-- MATERIAL SHOWN follows --
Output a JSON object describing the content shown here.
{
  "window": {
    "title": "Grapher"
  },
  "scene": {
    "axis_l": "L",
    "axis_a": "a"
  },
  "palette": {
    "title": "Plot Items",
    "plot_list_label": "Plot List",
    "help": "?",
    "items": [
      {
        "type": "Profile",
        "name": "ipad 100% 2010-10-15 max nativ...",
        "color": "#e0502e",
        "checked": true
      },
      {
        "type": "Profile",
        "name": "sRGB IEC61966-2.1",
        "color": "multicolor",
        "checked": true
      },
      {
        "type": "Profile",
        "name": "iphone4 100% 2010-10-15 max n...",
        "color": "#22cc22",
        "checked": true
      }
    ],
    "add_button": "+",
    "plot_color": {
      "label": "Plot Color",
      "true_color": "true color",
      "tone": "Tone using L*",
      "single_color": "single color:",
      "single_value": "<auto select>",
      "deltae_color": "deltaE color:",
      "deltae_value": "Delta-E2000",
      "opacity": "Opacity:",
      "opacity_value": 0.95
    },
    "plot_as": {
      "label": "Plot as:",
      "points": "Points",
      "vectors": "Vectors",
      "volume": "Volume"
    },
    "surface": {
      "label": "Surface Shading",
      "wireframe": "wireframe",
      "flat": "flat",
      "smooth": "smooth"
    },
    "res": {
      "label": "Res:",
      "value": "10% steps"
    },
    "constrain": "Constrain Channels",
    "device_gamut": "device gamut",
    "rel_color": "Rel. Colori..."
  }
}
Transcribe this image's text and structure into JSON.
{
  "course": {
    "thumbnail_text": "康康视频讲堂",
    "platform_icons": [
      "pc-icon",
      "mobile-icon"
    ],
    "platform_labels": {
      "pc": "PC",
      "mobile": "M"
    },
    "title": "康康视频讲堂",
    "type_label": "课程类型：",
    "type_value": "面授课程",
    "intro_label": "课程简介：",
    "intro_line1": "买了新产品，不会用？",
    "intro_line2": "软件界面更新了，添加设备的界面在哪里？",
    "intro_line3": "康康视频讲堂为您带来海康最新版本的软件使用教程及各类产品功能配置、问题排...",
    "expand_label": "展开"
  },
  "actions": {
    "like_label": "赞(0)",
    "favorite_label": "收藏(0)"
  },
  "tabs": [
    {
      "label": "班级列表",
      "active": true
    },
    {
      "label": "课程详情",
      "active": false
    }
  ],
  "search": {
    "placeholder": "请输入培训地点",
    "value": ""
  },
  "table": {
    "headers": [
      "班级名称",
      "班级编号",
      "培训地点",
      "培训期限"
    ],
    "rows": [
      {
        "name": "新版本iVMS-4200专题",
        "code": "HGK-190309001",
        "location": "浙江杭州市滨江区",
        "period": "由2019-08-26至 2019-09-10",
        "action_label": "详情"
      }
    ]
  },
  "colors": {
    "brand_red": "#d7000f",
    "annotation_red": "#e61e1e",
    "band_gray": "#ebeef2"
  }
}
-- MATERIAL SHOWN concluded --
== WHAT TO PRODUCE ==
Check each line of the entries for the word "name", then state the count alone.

== COMPLETED EXERCISE ==
4